The plan for the closing ceremonies called for the teams to parade off the field and out of the south end of the stadium in separate lines. The two flag-bearers, American high jumper John Thomas and Soviet javelin thrower Viktor Tsybulenko, met in the middle of the field, shook hands, and started to lead their teams out. Then Tsybulenko turned to Thomas and said, “We go all way ’round, yes?”
The men embraced, and then the two lines of athletes did the same. Soviets and Americans waved their flags, blew kisses to the crowd and walked arm-in-arm in a spontaneous, unrehearsed celebration. The crowd stood and cheered the athletes all the way around the track. In the stands and on the field, people wept unabashedly.
Nobody wanted to leave. For nearly an hour, the Marine Corps Band played on—“Pomp and Circumstance,” the Soviet national anthem, “The Star-Spangled Banner,” and “God Bless America,” then, having run out of pre-scripted titles, improvised with several more festive tunes.
“It was probably the most dramatic thing I’ve ever seen in sports,” remembers longtime Stanford play-by-play announcer Don Klein, who covered the meet on radio. “Two enemies ready to shoot missiles at each other were walking side by side, with their arms around each other, the full crowd rising. It was a tremendous emotional experience for anyone there.”

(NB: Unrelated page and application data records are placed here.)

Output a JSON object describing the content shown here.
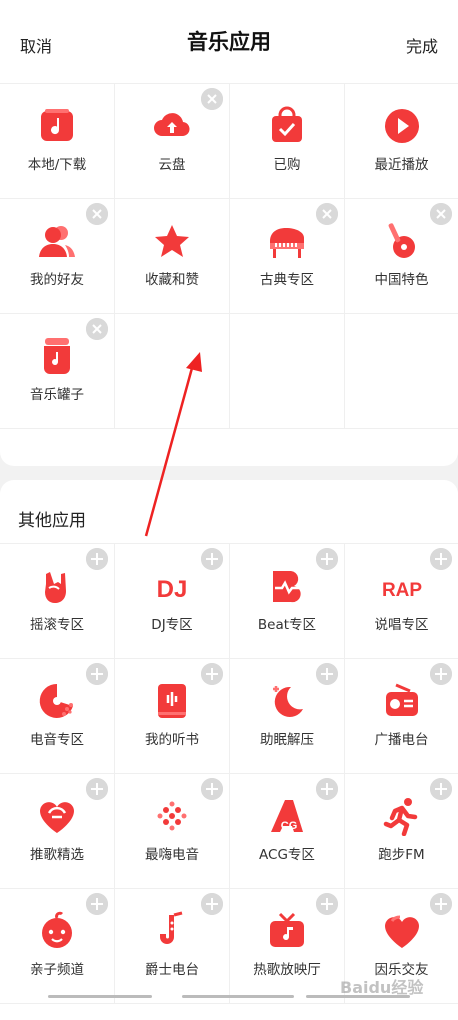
{
  "header": {
    "cancel": "取消",
    "title": "音乐应用",
    "done": "完成"
  },
  "my_apps": [
    {
      "label": "本地/下载",
      "icon": "music-folder-icon",
      "removable": false
    },
    {
      "label": "云盘",
      "icon": "cloud-upload-icon",
      "removable": true
    },
    {
      "label": "已购",
      "icon": "shopping-bag-check-icon",
      "removable": false
    },
    {
      "label": "最近播放",
      "icon": "play-circle-icon",
      "removable": false
    },
    {
      "label": "我的好友",
      "icon": "friends-icon",
      "removable": true
    },
    {
      "label": "收藏和赞",
      "icon": "star-icon",
      "removable": false
    },
    {
      "label": "古典专区",
      "icon": "piano-icon",
      "removable": true
    },
    {
      "label": "中国特色",
      "icon": "pipa-icon",
      "removable": true
    },
    {
      "label": "音乐罐子",
      "icon": "music-jar-icon",
      "removable": true
    }
  ],
  "other_section": {
    "title": "其他应用"
  },
  "other_apps": [
    {
      "label": "摇滚专区",
      "icon": "rock-hand-icon"
    },
    {
      "label": "DJ专区",
      "icon": "dj-icon"
    },
    {
      "label": "Beat专区",
      "icon": "beat-icon"
    },
    {
      "label": "说唱专区",
      "icon": "rap-icon"
    },
    {
      "label": "电音专区",
      "icon": "electronic-disc-icon"
    },
    {
      "label": "我的听书",
      "icon": "audiobook-icon"
    },
    {
      "label": "助眠解压",
      "icon": "moon-icon"
    },
    {
      "label": "广播电台",
      "icon": "radio-icon"
    },
    {
      "label": "推歌精选",
      "icon": "recommend-heart-icon"
    },
    {
      "label": "最嗨电音",
      "icon": "dot-matrix-icon"
    },
    {
      "label": "ACG专区",
      "icon": "acg-icon"
    },
    {
      "label": "跑步FM",
      "icon": "runner-icon"
    },
    {
      "label": "亲子频道",
      "icon": "kid-face-icon"
    },
    {
      "label": "爵士电台",
      "icon": "saxophone-icon"
    },
    {
      "label": "热歌放映厅",
      "icon": "tv-music-icon"
    },
    {
      "label": "因乐交友",
      "icon": "music-heart-icon"
    }
  ],
  "colors": {
    "accent": "#f23a3a",
    "accent_light": "#ff6b6b",
    "badge": "#d9d9d9"
  },
  "watermark": "Baidu经验"
}
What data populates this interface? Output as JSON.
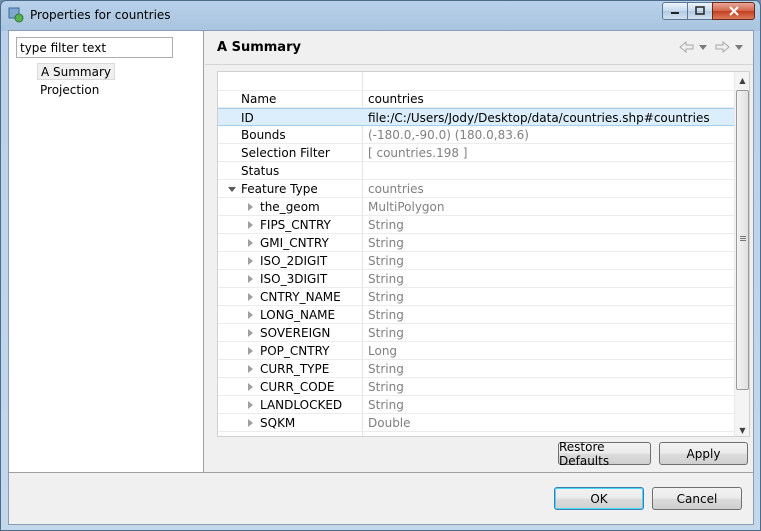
{
  "window": {
    "title": "Properties for countries"
  },
  "filter": {
    "value": "type filter text"
  },
  "nav": [
    {
      "label": "A Summary",
      "selected": true
    },
    {
      "label": "Projection",
      "selected": false
    }
  ],
  "page": {
    "title": "A Summary"
  },
  "properties": [
    {
      "name": "",
      "value": ""
    },
    {
      "name": "Name",
      "value": "countries",
      "dark": true
    },
    {
      "name": "ID",
      "value": "file:/C:/Users/Jody/Desktop/data/countries.shp#countries",
      "dark": true,
      "selected": true
    },
    {
      "name": "Bounds",
      "value": "(-180.0,-90.0) (180.0,83.6)"
    },
    {
      "name": "Selection Filter",
      "value": "[ countries.198 ]"
    },
    {
      "name": "Status",
      "value": ""
    },
    {
      "name": "Feature Type",
      "value": "countries",
      "expanded": true
    },
    {
      "name": "the_geom",
      "value": "MultiPolygon",
      "child": true
    },
    {
      "name": "FIPS_CNTRY",
      "value": "String",
      "child": true
    },
    {
      "name": "GMI_CNTRY",
      "value": "String",
      "child": true
    },
    {
      "name": "ISO_2DIGIT",
      "value": "String",
      "child": true
    },
    {
      "name": "ISO_3DIGIT",
      "value": "String",
      "child": true
    },
    {
      "name": "CNTRY_NAME",
      "value": "String",
      "child": true
    },
    {
      "name": "LONG_NAME",
      "value": "String",
      "child": true
    },
    {
      "name": "SOVEREIGN",
      "value": "String",
      "child": true
    },
    {
      "name": "POP_CNTRY",
      "value": "Long",
      "child": true
    },
    {
      "name": "CURR_TYPE",
      "value": "String",
      "child": true
    },
    {
      "name": "CURR_CODE",
      "value": "String",
      "child": true
    },
    {
      "name": "LANDLOCKED",
      "value": "String",
      "child": true
    },
    {
      "name": "SQKM",
      "value": "Double",
      "child": true
    }
  ],
  "buttons": {
    "restore_defaults": "Restore Defaults",
    "apply": "Apply",
    "ok": "OK",
    "cancel": "Cancel"
  },
  "icons": {
    "back": "back-arrow-icon",
    "forward": "forward-arrow-icon",
    "menu": "chevron-down-icon"
  }
}
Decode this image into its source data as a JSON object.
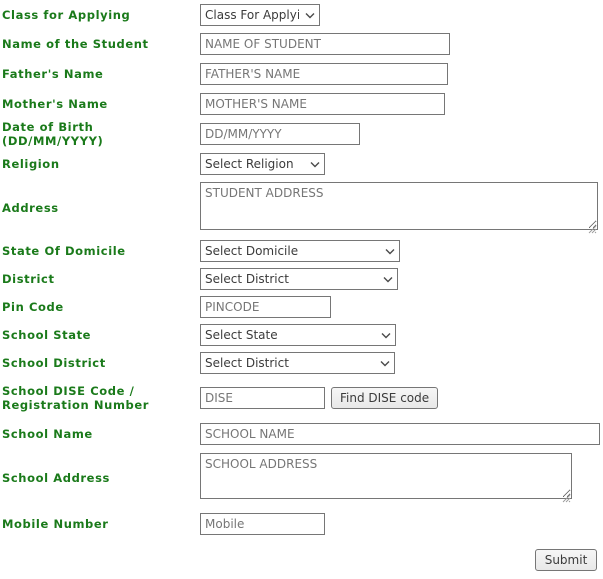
{
  "form": {
    "fields": [
      {
        "label": "Class for Applying",
        "control": "select",
        "value": "Class For Applying",
        "name": "class-for-applying"
      },
      {
        "label": "Name of the Student",
        "control": "text",
        "placeholder": "NAME OF STUDENT",
        "value": "",
        "name": "student-name"
      },
      {
        "label": "Father's Name",
        "control": "text",
        "placeholder": "FATHER'S NAME",
        "value": "",
        "name": "father-name"
      },
      {
        "label": "Mother's Name",
        "control": "text",
        "placeholder": "MOTHER'S NAME",
        "value": "",
        "name": "mother-name"
      },
      {
        "label": "Date of Birth (DD/MM/YYYY)",
        "control": "text",
        "placeholder": "DD/MM/YYYY",
        "value": "",
        "name": "date-of-birth"
      },
      {
        "label": "Religion",
        "control": "select",
        "value": "Select Religion",
        "name": "religion"
      },
      {
        "label": "Address",
        "control": "textarea",
        "placeholder": "STUDENT ADDRESS",
        "value": "",
        "name": "student-address"
      },
      {
        "label": "State Of Domicile",
        "control": "select",
        "value": "Select Domicile",
        "name": "state-of-domicile"
      },
      {
        "label": "District",
        "control": "select",
        "value": "Select District",
        "name": "district"
      },
      {
        "label": "Pin  Code",
        "control": "text",
        "placeholder": "PINCODE",
        "value": "",
        "name": "pin-code"
      },
      {
        "label": "School State",
        "control": "select",
        "value": "Select State",
        "name": "school-state"
      },
      {
        "label": "School District",
        "control": "select",
        "value": "Select District",
        "name": "school-district"
      },
      {
        "label": "School DISE Code / Registration Number",
        "control": "text-with-button",
        "placeholder": "DISE",
        "value": "",
        "button_label": "Find DISE code",
        "name": "school-dise-code"
      },
      {
        "label": "School Name",
        "control": "text",
        "placeholder": "SCHOOL NAME",
        "value": "",
        "name": "school-name"
      },
      {
        "label": "School Address",
        "control": "textarea",
        "placeholder": "SCHOOL ADDRESS",
        "value": "",
        "name": "school-address"
      },
      {
        "label": "Mobile Number",
        "control": "text",
        "placeholder": "Mobile",
        "value": "",
        "name": "mobile-number"
      }
    ],
    "submit_label": "Submit"
  },
  "colors": {
    "label_green": "#1a7a1a",
    "border_gray": "#767676",
    "placeholder_gray": "#767676",
    "button_face": "#efefef",
    "page_background": "#ffffff"
  }
}
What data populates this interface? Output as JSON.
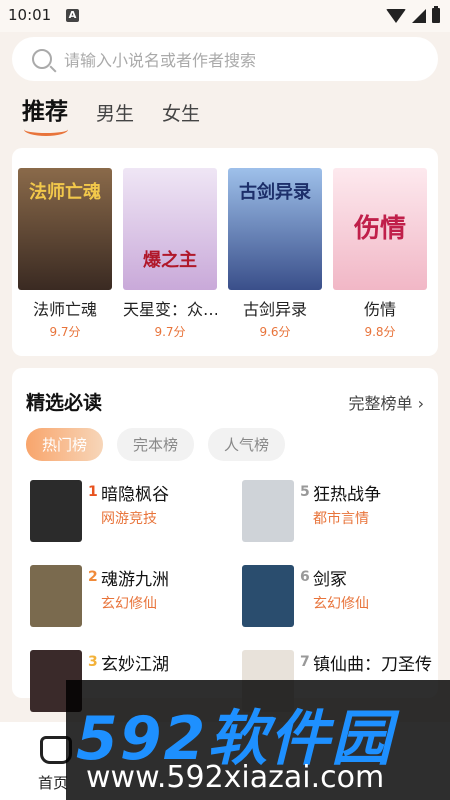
{
  "status": {
    "time": "10:01",
    "notif_icon": "A"
  },
  "search": {
    "placeholder": "请输入小说名或者作者搜索"
  },
  "tabs": [
    {
      "label": "推荐",
      "active": true
    },
    {
      "label": "男生"
    },
    {
      "label": "女生"
    }
  ],
  "recommend": {
    "books": [
      {
        "title": "法师亡魂",
        "score": "9.7分",
        "cover_text": "法师亡魂",
        "cover_color": "#5b4a3c"
      },
      {
        "title": "天星变：众…",
        "score": "9.7分",
        "cover_text": "爆之主",
        "cover_color": "#d9c9e6"
      },
      {
        "title": "古剑异录",
        "score": "9.6分",
        "cover_text": "古剑异录",
        "cover_color": "#5a7fb8"
      },
      {
        "title": "伤情",
        "score": "9.8分",
        "cover_text": "伤情",
        "cover_color": "#f6d4dc"
      }
    ]
  },
  "featured": {
    "title": "精选必读",
    "more": "完整榜单 ›",
    "chips": [
      {
        "label": "热门榜",
        "active": true
      },
      {
        "label": "完本榜"
      },
      {
        "label": "人气榜"
      }
    ],
    "left": [
      {
        "rank": "1",
        "name": "暗隐枫谷",
        "category": "网游竞技",
        "cover_color": "#2b2b2b",
        "rank_color": "#e8531f"
      },
      {
        "rank": "2",
        "name": "魂游九洲",
        "category": "玄幻修仙",
        "cover_color": "#7a6a4e",
        "rank_color": "#f08a3a"
      },
      {
        "rank": "3",
        "name": "玄妙江湖",
        "category": "",
        "cover_color": "#3a2a2a",
        "rank_color": "#f3b23a"
      }
    ],
    "right": [
      {
        "rank": "5",
        "name": "狂热战争",
        "category": "都市言情",
        "cover_color": "#cfd3d8",
        "rank_color": "#999999"
      },
      {
        "rank": "6",
        "name": "剑冢",
        "category": "玄幻修仙",
        "cover_color": "#2a4d6e",
        "rank_color": "#999999"
      },
      {
        "rank": "7",
        "name": "镇仙曲：刀圣传",
        "category": "",
        "cover_color": "#e8e2da",
        "rank_color": "#999999"
      }
    ]
  },
  "bottom_nav": {
    "home_label": "首页"
  },
  "watermark": {
    "logo": "592软件园",
    "url": "www.592xiazai.com"
  }
}
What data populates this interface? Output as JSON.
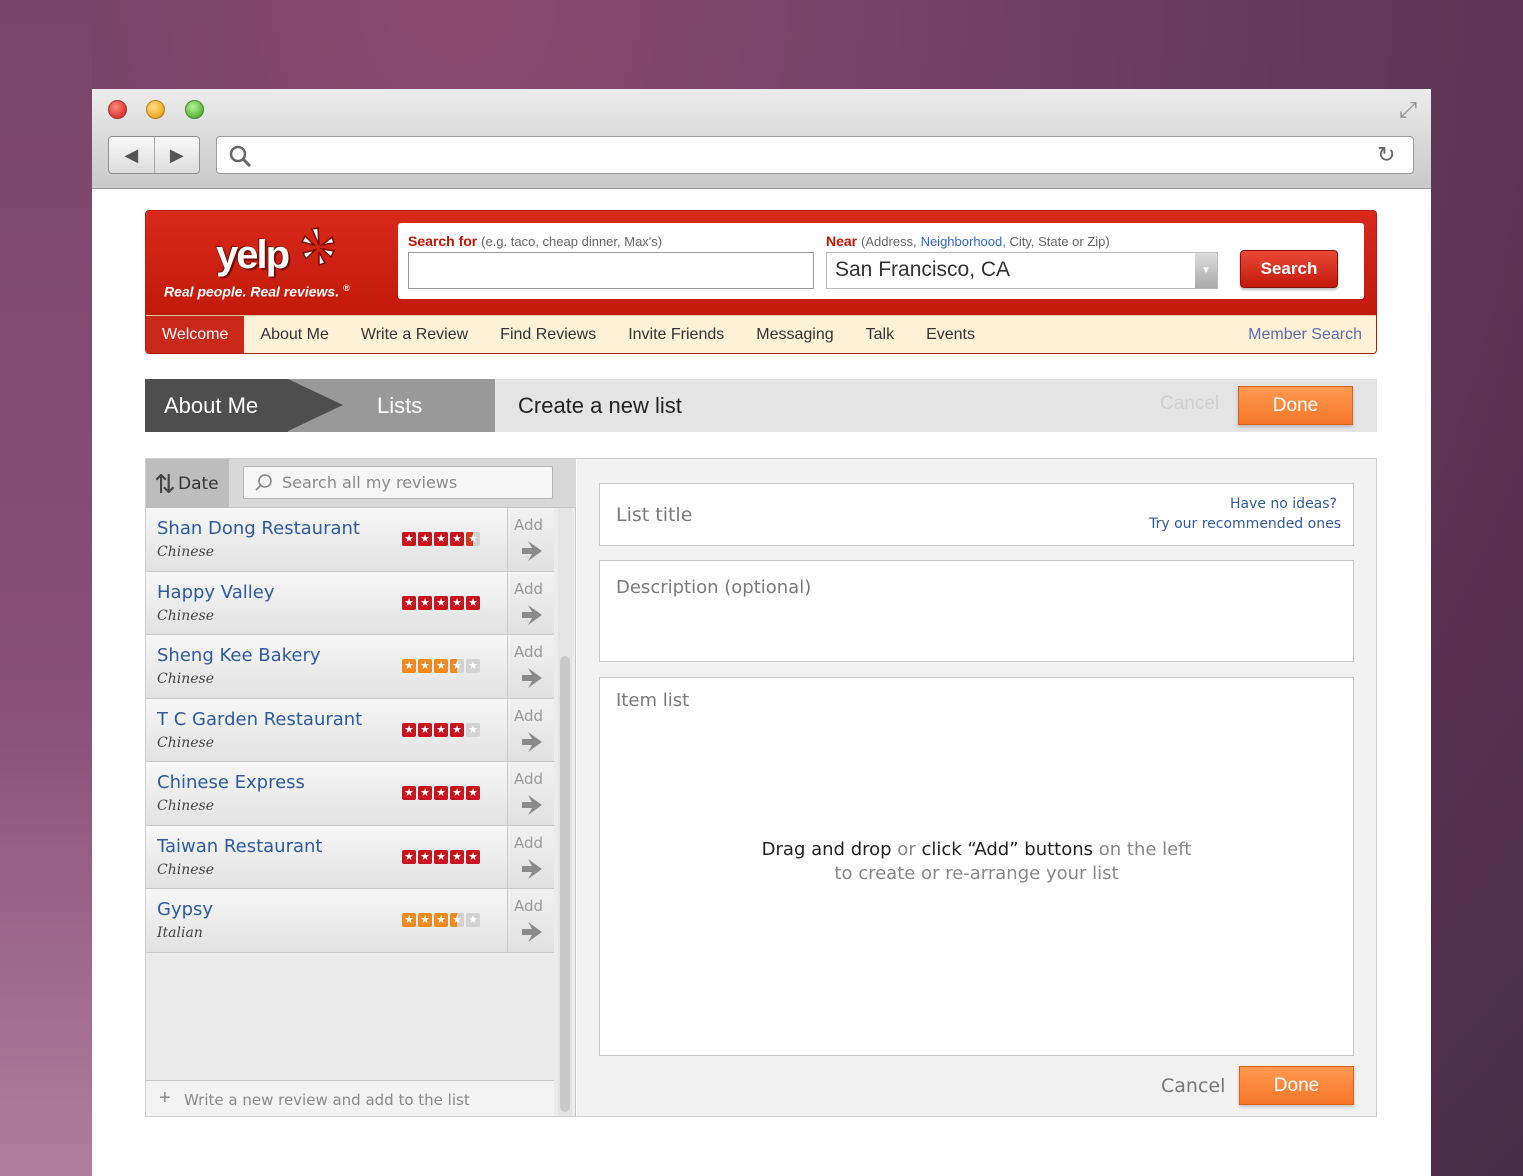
{
  "browser": {
    "url": "",
    "controls": {
      "back": "◀",
      "forward": "▶"
    }
  },
  "yelp": {
    "logo_text": "yelp",
    "tagline": "Real people. Real reviews.",
    "tagline_mark": "®",
    "search_for_label": "Search for",
    "search_for_hint": "(e.g. taco, cheap dinner, Max's)",
    "search_for_value": "",
    "near_label": "Near",
    "near_hint_1": "(Address,",
    "near_hint_link": "Neighborhood",
    "near_hint_2": ", City, State or Zip)",
    "near_value": "San Francisco, CA",
    "search_button": "Search",
    "nav": [
      {
        "label": "Welcome",
        "active": true
      },
      {
        "label": "About Me",
        "active": false
      },
      {
        "label": "Write a Review",
        "active": false
      },
      {
        "label": "Find Reviews",
        "active": false
      },
      {
        "label": "Invite Friends",
        "active": false
      },
      {
        "label": "Messaging",
        "active": false
      },
      {
        "label": "Talk",
        "active": false
      },
      {
        "label": "Events",
        "active": false
      }
    ],
    "member_search": "Member Search"
  },
  "breadcrumb": {
    "about": "About Me",
    "lists": "Lists",
    "current": "Create a new list",
    "cancel": "Cancel",
    "done": "Done"
  },
  "left": {
    "sort_label": "Date",
    "search_placeholder": "Search all my reviews",
    "add_label": "Add",
    "reviews": [
      {
        "name": "Shan Dong Restaurant",
        "category": "Chinese",
        "rating": 4.5,
        "color": "red"
      },
      {
        "name": "Happy Valley",
        "category": "Chinese",
        "rating": 5,
        "color": "red"
      },
      {
        "name": "Sheng Kee Bakery",
        "category": "Chinese",
        "rating": 3.5,
        "color": "orange"
      },
      {
        "name": "T C Garden Restaurant",
        "category": "Chinese",
        "rating": 4,
        "color": "red"
      },
      {
        "name": "Chinese Express",
        "category": "Chinese",
        "rating": 5,
        "color": "red"
      },
      {
        "name": "Taiwan Restaurant",
        "category": "Chinese",
        "rating": 5,
        "color": "red"
      },
      {
        "name": "Gypsy",
        "category": "Italian",
        "rating": 3.5,
        "color": "orange"
      }
    ],
    "write_new": "Write a new review and add to the list"
  },
  "right": {
    "list_title_placeholder": "List title",
    "ideas_line1": "Have no ideas?",
    "ideas_line2": "Try our recommended ones",
    "description_placeholder": "Description (optional)",
    "item_list_label": "Item list",
    "hint_a": "Drag and drop",
    "hint_b": " or ",
    "hint_c": "click “Add” buttons",
    "hint_d": " on the left",
    "hint_line2": "to create or re-arrange your list",
    "cancel": "Cancel",
    "done": "Done"
  }
}
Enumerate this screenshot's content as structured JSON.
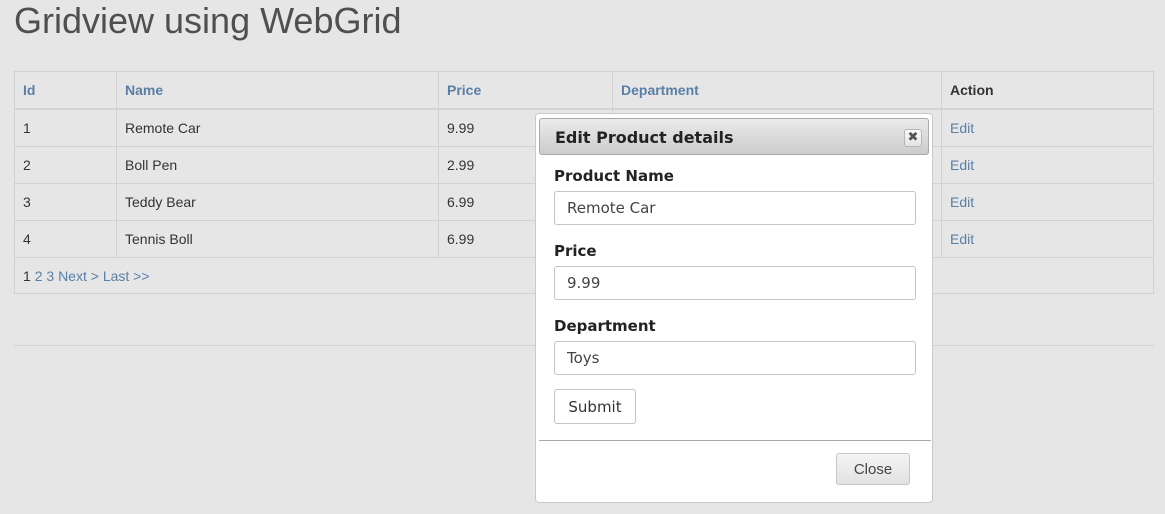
{
  "page": {
    "title": "Gridview using WebGrid"
  },
  "grid": {
    "columns": [
      "Id",
      "Name",
      "Price",
      "Department",
      "Action"
    ],
    "rows": [
      {
        "id": "1",
        "name": "Remote Car",
        "price": "9.99",
        "department": "",
        "action": "Edit"
      },
      {
        "id": "2",
        "name": "Boll Pen",
        "price": "2.99",
        "department": "",
        "action": "Edit"
      },
      {
        "id": "3",
        "name": "Teddy Bear",
        "price": "6.99",
        "department": "",
        "action": "Edit"
      },
      {
        "id": "4",
        "name": "Tennis Boll",
        "price": "6.99",
        "department": "",
        "action": "Edit"
      }
    ],
    "pager": {
      "current": "1",
      "pages": [
        "2",
        "3"
      ],
      "next": "Next >",
      "last": "Last >>"
    }
  },
  "dialog": {
    "title": "Edit Product details",
    "close_icon_glyph": "✖",
    "fields": {
      "product_name": {
        "label": "Product Name",
        "value": "Remote Car"
      },
      "price": {
        "label": "Price",
        "value": "9.99"
      },
      "department": {
        "label": "Department",
        "value": "Toys"
      }
    },
    "submit_label": "Submit",
    "close_label": "Close"
  },
  "colors": {
    "link": "#5a7fa6",
    "background": "#e6e6e6",
    "dialog_background": "#ffffff"
  }
}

Jordan was standing off to one side of the field when Bob Brachman, a crusty old sportswriter from the San Francisco Examiner approached him, tears streaming down his face. “I’ve been covering sports for a long time,” he said, “and this is the first time I’ve ever cried at an athletic event.”
A Soviet sprinter tore off the team emblem from his running shirt and gave it to Kennedy, who gave the Russian his AAU judges’ patch. “It was just extraordinary,” Kennedy recalls. “We’re talking a serious phase in the Cold War here, and there was this magical moment of camaraderie.”
Bob Stoecker, the 18-year-old kid with the bucket of sand and green spray paint—who three years later would win the NCAA discus title—watched in disbelief. “It was mind-blowing,” he recalls.
Boston and Ter-ovanesian remain friends to this day. “That meet was a very, very important part of our lives,” says Boston. “Even after we stopped competing, we always talked about it.”
Ter-ovanesian, now first vice president of the Russian Athletic Federation, reflected on the meet in a recent phone interview from Moscow. “It was not two teams [that day],” he says. “It was one team.
“Today it sounds very sentimental. But in those days it was much more serious. Russian rockets were going into Cuba. We were two steps from war. Suddenly, such a warm meeting. It was a real example of how we can live in friendship; that we can compete and still live together.”
Jordan, 88 years old and living in Santa Barbara, Calif., says the lessons are still valid. “In this terrible time of hatred and mistrust in the world, there was this oasis of camaraderie. And out of it came an understanding that somehow had escaped us—that there is more good in man than bad, that we should try to embrace the best in everybody. I think the thousands who came to that meet were enriched and ennobled by the experience. In those two days, we opened a lot of minds and we opened a lot of hearts.”
GARY CAVALLI, '71, a former sports information director at Stanford, is a writer and executive director of the Emerald Bowl, a college football game played in San Francisco. He lives in Los Altos.